Siege from Within: Day and Night in Johannesburg
I was driving through an area of Johannesburg that, a week earlier, had burned during riots, when I realized I had a flat tire and I wondered if I should get out and fix it. The fear that grew in my breast as I debated my options made me realize that in many ways South Africa is under siege, a nation at war with itself, and everyone is a victim.
I'm not referring to the recent bout of xenophobia; that is directed at foreigners from countries like Zimbabwe. And I don't mean black/white hostilities, as in the apartheid era. There is still residual racism on both sides in the country, but that is sadly to be expected after so many years of institutional racism.
Today the war is about personal security, and the issue is crime. Depending on whom you talk to, Johannesburg has the first or second highest crime rate in the world. The rest of South Africa is not far behind.
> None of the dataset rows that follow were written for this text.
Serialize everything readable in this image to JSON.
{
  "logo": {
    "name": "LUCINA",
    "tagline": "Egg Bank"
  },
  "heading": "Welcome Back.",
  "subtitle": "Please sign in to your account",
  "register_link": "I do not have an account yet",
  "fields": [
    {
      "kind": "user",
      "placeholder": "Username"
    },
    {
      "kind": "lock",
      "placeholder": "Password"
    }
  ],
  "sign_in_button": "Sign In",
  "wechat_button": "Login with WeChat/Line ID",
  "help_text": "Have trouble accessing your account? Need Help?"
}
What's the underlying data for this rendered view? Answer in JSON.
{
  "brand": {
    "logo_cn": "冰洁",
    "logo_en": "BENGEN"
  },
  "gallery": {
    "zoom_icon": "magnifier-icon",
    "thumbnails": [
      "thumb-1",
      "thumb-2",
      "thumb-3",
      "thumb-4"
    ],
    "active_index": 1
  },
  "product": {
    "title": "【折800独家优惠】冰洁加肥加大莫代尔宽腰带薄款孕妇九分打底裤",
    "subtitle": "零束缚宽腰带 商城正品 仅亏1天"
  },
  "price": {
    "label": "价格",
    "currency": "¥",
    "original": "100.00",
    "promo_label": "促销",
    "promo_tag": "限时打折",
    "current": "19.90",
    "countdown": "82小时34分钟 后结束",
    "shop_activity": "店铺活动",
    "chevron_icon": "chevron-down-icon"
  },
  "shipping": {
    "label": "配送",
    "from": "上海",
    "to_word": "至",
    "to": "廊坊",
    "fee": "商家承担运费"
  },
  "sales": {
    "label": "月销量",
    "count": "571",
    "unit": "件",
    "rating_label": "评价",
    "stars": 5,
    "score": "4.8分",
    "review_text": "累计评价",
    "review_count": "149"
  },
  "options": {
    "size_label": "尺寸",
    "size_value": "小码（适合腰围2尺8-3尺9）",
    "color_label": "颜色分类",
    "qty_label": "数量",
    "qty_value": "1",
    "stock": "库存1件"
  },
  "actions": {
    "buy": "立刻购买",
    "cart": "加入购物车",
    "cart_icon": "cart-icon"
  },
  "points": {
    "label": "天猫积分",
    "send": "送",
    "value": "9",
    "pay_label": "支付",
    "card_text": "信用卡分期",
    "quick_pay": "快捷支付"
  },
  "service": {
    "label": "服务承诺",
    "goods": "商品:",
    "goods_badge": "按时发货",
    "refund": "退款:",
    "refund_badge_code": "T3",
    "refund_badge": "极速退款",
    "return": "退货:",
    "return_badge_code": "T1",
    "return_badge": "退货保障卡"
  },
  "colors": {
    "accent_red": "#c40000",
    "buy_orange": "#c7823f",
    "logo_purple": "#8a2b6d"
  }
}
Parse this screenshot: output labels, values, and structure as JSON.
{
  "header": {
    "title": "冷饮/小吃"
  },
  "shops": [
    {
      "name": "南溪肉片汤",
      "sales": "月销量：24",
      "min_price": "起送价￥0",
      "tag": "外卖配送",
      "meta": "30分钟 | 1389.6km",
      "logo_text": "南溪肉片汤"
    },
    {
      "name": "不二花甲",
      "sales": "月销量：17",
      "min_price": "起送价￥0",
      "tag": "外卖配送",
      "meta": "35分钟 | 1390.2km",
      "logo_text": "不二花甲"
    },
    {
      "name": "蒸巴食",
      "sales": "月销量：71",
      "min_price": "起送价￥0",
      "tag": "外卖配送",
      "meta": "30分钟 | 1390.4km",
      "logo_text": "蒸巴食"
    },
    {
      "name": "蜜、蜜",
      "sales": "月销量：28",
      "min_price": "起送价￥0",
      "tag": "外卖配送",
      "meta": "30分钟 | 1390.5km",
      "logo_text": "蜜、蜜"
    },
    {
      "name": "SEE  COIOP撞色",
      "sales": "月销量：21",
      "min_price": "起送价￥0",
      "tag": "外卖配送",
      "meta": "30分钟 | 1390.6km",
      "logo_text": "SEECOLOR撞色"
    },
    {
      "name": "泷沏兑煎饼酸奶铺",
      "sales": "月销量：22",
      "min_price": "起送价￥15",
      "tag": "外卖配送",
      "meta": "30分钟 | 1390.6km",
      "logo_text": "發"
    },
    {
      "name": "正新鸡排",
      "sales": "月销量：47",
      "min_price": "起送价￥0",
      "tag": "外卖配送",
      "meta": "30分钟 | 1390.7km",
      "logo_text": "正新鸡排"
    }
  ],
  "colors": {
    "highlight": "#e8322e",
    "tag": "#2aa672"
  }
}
Nearly every South African, black or white, has a mugging story to share. Here are some told to me on this trip:
"I was accosted at knife point by a man who took my wallet."
"My garage has been broken in to four times in the last month."
"I awoke one night to hear sounds coming from my daughter's bedroom. I stepped into the hallway and a stranger stepped out of her bedroom. Fortunately my daughter was visiting a friend that night, and they only took a few things."
"My daughter was accosted at gun point. She handed over her purse immediately, but even then the man shot her in the stomach. Fortunately, she survived."
That little word fortunately alludes to the fact that some victims are not so fortunate.
The sense of insecurity is visually reinforced everywhere you go. Middle and upper class homes are surrounded by walls, topped with barbed wire or pointed metal spikes. Homes and shops that are not enclosed have iron bars across the windows, and iron gates that protect the doors. Billboards in some neighborhoods shout "Criminals Beware!" warning them off by proclaiming special police or private security protection. (It doesn't seem to help. I am staying at a bed and breakfast not far from such a sign. All the same, this B&B has not had Internet access for weeks because thieves have stolen the cable running to the house three times in the last few months. The copper in the cable is worth the risk to them.)
Guidebooks and locals give lots of advice about how to keep oneself safer (there is no talk of avoiding crime altogether):
- Do not walk around outside after sunset, anywhere.
- Carry money in your front pocket.
- Do not leave packages or purses sitting on the back seat of your car. When you are stopped at a stoplight, someone might break your window, reach in, and grab the item.
- When you come to a stoplight behind another car, leave enough space in front of you in case you have to make a quick getaway from an assailant.
- Keep alert. Scan ahead as you walk for potential signs of trouble.
- Did I mention not going outside at night?
It's that last rule that has been impressed upon me the most. I expected when I drove around at night that there would be roving gangs of men ready to assault my car at every intersection! Not at all, because the warning applies to all black, white, men, women so that there are very few people out at night, although a fair number of people do still drive
If, during the apartheid era, the government had imposed a curfew that so limited movement after dark, it would be considered a most repressive law. But the criminals of South Africa have essentially imposed such a curfew, and everyone seems to accept it as normal.